Do you know of a reason why "they tried every means" wasn't accepted? Is it bad English?
«They tried every measures.» ne estas. Ĉu estas ebleco raporti post la ekzerco?
This Esperanto sentence looks unnatural to me, (it really confused me when I first saw it), "Cxiu" literally means "Everybody", not "Everything".
Surely the correlative should be "All (things)", (I can't remember what that is in Esperanto).
Edit: It's "Tuta".
Yes, ĉiu does mean everybody, but it also means every one of this noun here. In this instance the noun is rimedo. If the noun is a specific something (ĉiuj la porkoj manĝis ĉiujn la karotojn, for an instance) the correlative ends in ~u. If the noun is not specific, or specified (Mi ŝatus koni ĉion) then it gets the ~o ending.
-u is an indicator (i.e. which), while -o is a class (i.e. what). You can indicate what you're drinking (tea) or which you're drinking (out of these five teas, which?).
Ho, wait, -u is the suffix for individual things. So "tiu libro" is "that individual book", or just "that book", because English doesn't differentiate those. If a noun is omitted, it becomes "that individual", and "person" is added.

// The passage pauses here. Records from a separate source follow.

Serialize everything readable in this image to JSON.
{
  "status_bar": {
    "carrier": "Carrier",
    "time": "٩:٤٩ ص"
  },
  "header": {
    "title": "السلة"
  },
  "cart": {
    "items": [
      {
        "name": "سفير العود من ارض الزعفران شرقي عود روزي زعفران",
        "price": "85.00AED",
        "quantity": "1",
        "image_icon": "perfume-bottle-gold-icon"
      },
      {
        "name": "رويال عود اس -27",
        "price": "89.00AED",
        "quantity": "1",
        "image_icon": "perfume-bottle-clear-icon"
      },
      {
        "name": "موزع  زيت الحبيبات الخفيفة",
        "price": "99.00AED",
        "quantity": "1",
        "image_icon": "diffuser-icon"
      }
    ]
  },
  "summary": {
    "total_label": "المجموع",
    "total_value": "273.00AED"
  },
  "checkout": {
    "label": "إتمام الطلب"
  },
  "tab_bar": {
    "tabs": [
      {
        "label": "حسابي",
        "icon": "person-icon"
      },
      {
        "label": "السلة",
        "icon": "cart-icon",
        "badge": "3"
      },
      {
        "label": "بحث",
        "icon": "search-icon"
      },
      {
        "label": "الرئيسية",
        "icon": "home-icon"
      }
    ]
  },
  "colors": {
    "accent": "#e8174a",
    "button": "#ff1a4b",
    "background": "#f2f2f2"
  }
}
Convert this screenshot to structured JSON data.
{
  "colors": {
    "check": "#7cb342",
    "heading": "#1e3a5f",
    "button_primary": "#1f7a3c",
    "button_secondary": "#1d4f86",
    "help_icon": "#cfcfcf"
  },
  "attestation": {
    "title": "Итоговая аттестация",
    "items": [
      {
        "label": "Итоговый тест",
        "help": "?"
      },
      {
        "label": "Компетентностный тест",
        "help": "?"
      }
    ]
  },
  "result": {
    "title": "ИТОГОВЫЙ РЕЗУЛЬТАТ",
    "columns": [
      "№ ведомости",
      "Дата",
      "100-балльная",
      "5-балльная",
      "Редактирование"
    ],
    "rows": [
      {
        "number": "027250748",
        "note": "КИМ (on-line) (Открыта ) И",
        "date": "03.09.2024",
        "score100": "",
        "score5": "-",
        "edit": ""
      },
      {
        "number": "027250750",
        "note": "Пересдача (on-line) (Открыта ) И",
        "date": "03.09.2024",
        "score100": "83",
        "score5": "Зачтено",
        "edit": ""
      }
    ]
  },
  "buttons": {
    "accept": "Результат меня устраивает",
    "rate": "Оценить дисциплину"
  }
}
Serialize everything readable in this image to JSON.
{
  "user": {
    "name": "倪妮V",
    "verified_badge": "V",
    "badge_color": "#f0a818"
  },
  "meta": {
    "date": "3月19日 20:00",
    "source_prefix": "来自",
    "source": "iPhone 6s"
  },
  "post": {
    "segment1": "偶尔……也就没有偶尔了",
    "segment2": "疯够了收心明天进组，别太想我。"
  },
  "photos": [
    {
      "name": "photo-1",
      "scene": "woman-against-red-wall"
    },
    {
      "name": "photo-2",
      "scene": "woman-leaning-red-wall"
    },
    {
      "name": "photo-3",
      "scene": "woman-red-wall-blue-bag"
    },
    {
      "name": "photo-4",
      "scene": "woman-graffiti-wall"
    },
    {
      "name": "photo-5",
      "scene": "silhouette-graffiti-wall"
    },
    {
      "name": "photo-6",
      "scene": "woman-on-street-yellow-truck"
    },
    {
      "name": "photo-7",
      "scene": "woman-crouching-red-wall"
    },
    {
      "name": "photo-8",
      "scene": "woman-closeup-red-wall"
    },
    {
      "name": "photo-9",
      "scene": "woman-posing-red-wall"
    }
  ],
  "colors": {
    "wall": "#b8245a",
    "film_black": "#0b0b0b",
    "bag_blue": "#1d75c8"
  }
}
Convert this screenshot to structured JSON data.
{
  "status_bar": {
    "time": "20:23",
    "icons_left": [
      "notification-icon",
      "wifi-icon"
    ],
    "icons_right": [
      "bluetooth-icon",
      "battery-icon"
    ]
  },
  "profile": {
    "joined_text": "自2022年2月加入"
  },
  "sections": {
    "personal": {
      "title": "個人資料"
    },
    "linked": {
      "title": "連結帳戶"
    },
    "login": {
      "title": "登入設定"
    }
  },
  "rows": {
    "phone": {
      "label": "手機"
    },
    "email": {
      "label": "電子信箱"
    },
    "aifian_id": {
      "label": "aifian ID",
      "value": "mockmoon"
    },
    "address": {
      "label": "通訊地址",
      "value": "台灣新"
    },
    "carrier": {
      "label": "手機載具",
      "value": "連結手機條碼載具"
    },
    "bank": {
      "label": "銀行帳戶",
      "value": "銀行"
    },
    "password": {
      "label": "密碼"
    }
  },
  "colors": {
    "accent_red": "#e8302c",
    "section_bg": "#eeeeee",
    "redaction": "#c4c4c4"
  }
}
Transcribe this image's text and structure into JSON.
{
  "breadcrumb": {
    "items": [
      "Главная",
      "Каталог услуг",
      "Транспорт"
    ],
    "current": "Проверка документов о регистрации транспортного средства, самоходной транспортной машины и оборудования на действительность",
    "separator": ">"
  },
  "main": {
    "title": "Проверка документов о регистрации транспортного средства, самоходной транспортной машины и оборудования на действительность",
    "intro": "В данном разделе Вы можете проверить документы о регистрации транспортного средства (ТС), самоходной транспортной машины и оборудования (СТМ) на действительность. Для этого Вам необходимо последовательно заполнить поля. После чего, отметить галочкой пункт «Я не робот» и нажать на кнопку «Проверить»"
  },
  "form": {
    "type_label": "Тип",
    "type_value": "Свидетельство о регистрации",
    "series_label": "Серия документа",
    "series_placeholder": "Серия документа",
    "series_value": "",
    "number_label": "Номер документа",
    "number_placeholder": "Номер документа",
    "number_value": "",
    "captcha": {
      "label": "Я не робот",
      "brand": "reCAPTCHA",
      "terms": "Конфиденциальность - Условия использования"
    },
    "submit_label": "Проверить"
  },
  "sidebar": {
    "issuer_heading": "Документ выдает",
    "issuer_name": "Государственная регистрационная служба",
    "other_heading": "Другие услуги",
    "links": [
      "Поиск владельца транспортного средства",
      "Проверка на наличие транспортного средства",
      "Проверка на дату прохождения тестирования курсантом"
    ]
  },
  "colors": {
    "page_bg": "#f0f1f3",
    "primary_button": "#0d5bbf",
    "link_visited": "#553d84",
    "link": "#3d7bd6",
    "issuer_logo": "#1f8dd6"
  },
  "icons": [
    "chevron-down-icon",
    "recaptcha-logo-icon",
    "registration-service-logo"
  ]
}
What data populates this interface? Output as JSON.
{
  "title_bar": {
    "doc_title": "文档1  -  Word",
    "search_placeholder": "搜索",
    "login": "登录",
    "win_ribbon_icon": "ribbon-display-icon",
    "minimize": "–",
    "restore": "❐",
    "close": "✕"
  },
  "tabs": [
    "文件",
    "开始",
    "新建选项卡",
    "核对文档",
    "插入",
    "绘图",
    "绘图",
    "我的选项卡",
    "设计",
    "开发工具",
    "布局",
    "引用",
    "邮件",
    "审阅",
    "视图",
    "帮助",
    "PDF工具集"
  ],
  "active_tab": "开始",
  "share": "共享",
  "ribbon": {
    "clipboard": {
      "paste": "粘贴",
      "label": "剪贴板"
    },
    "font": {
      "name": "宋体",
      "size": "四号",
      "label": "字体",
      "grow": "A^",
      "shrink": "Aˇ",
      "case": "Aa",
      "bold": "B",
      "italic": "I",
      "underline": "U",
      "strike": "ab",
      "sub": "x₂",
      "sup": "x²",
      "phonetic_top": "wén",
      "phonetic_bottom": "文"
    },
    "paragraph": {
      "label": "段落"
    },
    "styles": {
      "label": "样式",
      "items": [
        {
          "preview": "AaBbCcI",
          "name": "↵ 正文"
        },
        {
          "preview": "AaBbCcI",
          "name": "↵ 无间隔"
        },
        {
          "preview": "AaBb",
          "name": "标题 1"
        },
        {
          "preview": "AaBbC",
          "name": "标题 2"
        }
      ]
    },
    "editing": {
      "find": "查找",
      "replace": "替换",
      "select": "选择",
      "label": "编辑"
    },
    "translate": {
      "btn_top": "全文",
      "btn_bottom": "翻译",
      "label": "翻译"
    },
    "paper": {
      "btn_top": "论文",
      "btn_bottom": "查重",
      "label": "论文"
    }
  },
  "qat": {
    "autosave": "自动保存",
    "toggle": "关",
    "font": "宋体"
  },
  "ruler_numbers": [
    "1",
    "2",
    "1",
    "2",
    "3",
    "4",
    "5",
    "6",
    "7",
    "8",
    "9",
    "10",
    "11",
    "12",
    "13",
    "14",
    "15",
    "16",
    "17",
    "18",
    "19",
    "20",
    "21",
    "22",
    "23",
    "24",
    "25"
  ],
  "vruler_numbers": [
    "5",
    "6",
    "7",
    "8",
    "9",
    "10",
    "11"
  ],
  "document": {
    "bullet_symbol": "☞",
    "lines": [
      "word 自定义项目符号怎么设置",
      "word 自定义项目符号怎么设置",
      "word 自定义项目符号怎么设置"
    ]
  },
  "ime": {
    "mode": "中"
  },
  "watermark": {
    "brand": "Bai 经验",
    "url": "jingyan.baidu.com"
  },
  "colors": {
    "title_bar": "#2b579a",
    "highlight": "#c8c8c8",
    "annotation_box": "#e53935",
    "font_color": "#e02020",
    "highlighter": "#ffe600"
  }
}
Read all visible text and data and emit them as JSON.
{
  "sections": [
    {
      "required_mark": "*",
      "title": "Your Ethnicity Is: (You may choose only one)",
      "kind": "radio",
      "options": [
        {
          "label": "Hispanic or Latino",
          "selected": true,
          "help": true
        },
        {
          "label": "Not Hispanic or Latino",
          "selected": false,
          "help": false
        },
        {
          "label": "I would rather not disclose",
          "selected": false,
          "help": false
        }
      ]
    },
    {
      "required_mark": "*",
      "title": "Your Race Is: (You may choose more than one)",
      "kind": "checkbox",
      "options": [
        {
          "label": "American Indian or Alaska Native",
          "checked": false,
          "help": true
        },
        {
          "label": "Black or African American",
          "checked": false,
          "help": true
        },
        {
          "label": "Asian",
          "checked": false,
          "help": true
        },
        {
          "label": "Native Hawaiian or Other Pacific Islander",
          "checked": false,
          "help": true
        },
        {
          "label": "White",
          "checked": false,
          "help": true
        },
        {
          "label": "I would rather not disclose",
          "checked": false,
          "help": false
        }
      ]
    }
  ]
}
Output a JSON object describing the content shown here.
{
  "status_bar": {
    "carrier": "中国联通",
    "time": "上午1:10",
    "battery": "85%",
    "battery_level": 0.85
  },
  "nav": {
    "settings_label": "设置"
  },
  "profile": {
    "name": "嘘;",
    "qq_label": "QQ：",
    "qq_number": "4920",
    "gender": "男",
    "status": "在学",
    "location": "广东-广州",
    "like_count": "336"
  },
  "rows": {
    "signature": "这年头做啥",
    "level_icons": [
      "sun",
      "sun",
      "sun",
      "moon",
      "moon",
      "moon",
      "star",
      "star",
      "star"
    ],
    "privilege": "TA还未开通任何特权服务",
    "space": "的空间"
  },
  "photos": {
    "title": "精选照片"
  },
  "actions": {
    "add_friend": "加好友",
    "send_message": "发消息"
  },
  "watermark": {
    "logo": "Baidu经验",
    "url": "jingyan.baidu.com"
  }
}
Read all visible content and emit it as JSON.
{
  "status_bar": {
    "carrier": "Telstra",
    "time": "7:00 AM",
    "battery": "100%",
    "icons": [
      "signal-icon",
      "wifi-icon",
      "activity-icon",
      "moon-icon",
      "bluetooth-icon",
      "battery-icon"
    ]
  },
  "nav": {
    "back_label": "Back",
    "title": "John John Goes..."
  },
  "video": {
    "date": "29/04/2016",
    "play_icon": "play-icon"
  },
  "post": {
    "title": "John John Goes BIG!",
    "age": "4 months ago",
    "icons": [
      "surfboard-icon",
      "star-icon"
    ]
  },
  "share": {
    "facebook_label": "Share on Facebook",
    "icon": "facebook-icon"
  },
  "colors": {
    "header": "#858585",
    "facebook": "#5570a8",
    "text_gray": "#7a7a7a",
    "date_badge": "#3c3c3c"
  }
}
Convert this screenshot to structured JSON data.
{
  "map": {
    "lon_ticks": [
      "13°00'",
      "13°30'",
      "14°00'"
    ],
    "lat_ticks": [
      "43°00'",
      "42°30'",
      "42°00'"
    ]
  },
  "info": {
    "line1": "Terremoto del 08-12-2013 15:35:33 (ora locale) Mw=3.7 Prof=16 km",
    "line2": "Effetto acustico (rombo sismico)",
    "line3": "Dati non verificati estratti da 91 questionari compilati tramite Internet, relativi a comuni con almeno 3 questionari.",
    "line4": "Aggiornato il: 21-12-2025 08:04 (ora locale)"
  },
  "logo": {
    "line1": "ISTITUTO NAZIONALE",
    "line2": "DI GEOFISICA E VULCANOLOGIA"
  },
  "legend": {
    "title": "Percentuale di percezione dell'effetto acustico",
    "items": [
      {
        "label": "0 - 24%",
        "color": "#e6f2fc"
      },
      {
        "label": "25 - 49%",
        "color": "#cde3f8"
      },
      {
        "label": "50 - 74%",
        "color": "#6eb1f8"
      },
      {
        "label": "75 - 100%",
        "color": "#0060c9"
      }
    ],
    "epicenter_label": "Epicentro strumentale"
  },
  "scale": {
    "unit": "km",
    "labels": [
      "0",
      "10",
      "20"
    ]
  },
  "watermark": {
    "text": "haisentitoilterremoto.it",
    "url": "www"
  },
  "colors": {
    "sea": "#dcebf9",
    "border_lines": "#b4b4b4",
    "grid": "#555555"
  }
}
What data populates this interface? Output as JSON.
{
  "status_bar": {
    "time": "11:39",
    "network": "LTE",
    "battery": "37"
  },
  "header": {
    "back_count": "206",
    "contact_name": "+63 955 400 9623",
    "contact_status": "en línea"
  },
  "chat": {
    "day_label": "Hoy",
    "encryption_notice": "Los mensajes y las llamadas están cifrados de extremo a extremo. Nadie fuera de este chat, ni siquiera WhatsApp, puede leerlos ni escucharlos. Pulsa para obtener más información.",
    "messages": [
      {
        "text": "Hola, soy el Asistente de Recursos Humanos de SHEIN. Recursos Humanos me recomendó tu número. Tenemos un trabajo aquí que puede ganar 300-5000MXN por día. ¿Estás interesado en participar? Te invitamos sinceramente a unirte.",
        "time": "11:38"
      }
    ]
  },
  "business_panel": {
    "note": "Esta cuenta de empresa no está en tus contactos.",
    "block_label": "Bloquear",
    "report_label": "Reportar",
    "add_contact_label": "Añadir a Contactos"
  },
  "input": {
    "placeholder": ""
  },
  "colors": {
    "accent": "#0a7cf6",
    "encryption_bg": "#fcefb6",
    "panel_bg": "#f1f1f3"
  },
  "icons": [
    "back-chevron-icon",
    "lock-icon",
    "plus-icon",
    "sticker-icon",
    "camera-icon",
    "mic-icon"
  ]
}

So "tiu" without a noun is actually "tiu homo" (that specific person).
In this sentence, we have a noun (rimedo), so the "tiu" refers to that.